### TASK ITEM
Which lines in the records below contain the word "name"? Copy each one out.

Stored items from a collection
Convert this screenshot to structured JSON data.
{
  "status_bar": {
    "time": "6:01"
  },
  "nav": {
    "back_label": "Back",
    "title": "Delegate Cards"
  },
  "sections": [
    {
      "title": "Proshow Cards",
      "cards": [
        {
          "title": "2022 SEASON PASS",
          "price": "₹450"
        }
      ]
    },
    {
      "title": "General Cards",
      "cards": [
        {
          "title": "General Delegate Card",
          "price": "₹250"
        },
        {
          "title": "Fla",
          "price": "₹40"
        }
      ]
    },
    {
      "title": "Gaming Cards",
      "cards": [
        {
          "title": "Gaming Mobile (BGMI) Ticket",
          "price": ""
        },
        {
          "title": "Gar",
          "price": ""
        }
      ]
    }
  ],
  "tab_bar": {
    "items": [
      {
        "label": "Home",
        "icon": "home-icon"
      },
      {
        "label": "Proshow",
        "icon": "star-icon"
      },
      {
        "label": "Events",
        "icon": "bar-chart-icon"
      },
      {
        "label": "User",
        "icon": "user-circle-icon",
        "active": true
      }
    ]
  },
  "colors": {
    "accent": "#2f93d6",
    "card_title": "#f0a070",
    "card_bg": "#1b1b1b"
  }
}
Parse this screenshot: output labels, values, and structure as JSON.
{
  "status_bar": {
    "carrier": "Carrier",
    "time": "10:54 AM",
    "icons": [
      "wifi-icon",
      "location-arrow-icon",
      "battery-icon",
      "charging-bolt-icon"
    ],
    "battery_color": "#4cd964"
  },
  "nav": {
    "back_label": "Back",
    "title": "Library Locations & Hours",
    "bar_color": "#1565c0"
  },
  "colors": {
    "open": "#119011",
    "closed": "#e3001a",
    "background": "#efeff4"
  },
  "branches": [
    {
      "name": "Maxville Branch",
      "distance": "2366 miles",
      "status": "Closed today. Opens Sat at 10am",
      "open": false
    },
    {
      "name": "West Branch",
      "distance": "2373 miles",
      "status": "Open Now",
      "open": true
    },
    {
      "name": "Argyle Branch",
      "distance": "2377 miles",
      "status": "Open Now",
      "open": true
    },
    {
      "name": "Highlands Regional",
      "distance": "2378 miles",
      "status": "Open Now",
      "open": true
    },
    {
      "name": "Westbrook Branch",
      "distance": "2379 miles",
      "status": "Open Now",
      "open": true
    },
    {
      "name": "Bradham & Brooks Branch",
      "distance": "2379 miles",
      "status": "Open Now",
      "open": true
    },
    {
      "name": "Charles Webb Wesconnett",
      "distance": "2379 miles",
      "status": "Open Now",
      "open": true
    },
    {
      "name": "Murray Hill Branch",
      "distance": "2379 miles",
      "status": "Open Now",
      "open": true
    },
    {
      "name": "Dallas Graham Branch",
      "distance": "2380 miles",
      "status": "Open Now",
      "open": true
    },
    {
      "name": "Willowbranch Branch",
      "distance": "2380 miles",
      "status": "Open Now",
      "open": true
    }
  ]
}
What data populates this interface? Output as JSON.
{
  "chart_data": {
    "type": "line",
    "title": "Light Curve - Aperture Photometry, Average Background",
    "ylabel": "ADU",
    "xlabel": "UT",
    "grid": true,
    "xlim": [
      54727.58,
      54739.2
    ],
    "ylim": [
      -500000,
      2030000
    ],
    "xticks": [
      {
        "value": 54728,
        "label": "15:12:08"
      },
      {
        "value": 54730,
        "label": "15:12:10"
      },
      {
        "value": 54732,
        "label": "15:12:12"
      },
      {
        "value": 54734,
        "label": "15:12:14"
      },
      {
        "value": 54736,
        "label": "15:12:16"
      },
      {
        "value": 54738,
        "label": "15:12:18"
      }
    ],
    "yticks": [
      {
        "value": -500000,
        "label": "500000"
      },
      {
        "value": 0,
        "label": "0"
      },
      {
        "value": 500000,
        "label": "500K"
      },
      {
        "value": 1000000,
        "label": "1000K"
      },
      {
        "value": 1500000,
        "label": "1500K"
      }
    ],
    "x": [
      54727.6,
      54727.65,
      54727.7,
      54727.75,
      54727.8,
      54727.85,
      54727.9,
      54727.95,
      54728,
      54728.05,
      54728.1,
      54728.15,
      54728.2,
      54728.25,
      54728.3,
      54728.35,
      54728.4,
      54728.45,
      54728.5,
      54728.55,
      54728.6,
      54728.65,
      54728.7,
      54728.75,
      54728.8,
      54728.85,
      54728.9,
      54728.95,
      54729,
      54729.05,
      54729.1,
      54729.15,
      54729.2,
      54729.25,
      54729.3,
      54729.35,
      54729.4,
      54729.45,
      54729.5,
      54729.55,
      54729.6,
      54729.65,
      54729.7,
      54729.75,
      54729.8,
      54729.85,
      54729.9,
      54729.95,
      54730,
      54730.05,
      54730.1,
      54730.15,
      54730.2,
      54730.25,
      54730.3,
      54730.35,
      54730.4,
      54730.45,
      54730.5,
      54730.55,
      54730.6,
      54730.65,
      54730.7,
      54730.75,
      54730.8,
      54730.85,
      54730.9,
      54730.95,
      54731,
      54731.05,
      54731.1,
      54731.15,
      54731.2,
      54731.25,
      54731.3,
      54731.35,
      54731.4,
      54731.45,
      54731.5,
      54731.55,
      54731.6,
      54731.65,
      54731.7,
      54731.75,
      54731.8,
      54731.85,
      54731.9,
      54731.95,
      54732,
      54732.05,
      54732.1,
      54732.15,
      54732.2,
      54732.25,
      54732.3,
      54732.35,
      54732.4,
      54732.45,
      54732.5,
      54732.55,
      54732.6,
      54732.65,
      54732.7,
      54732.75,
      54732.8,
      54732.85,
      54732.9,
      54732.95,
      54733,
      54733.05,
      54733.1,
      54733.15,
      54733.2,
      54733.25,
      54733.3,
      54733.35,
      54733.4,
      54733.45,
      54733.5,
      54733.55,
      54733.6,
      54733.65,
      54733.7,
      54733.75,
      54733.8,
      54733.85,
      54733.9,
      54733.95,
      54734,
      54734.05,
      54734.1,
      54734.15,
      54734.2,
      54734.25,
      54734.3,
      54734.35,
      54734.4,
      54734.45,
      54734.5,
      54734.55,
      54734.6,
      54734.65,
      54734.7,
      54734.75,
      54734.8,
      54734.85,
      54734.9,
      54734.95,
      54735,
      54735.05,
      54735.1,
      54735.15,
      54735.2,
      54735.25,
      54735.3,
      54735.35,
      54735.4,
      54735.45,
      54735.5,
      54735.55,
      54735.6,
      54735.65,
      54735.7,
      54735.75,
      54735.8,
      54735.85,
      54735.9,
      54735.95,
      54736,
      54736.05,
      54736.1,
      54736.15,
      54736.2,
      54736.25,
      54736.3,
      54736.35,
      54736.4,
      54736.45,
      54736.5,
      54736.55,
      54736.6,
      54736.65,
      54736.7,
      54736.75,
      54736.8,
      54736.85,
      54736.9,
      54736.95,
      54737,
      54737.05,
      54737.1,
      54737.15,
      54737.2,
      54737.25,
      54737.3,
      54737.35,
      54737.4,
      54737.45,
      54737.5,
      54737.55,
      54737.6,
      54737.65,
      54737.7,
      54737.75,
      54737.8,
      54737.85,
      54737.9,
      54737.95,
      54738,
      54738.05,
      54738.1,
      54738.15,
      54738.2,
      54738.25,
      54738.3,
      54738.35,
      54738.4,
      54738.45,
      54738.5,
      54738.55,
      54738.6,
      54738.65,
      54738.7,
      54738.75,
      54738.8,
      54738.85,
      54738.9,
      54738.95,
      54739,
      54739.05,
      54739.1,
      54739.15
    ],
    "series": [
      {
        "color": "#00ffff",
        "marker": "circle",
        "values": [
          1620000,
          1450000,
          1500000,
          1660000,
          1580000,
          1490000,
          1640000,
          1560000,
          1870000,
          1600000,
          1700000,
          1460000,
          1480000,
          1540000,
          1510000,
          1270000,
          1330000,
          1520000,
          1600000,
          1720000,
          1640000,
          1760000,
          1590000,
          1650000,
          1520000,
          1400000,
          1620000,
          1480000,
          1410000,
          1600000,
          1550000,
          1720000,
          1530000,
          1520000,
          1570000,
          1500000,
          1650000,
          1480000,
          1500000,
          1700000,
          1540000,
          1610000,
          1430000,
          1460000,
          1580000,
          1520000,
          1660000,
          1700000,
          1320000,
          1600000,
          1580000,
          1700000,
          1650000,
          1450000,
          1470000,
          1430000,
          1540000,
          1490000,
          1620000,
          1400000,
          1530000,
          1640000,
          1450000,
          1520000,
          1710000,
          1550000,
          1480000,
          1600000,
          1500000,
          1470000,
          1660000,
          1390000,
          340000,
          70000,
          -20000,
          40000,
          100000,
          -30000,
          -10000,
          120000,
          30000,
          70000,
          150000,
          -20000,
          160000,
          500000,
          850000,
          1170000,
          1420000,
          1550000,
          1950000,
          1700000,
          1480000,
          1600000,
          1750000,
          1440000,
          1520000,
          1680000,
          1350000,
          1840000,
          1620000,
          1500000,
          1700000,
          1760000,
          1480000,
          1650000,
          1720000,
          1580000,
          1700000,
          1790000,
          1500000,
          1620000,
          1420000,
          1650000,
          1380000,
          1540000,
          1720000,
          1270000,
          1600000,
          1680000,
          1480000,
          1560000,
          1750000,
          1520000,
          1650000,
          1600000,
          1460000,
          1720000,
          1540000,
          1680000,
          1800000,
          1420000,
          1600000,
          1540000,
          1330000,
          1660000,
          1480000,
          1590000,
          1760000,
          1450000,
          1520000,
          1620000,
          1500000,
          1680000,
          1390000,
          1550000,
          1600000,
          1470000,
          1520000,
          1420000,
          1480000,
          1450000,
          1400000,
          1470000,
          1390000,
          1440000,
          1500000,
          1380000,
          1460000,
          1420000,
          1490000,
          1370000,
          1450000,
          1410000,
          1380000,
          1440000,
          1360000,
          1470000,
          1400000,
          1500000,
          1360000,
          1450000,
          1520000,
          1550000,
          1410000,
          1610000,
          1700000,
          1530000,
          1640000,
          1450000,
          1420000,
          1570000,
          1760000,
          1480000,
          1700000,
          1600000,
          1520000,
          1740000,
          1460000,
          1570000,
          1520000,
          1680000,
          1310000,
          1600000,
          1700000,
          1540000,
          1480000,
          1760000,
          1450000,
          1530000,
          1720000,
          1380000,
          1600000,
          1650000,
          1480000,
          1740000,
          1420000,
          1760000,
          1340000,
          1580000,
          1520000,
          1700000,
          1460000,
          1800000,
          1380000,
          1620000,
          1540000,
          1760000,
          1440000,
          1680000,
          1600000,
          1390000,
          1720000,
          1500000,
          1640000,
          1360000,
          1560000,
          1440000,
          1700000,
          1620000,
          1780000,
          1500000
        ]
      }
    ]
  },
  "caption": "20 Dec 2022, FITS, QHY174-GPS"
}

### SOLUTION BELOW
      "name": "Maxville Branch",
      "name": "West Branch",
      "name": "Argyle Branch",
      "name": "Highlands Regional",
      "name": "Westbrook Branch",
      "name": "Bradham & Brooks Branch",
      "name": "Charles Webb Wesconnett",
      "name": "Murray Hill Branch",
      "name": "Dallas Graham Branch",
      "name": "Willowbranch Branch",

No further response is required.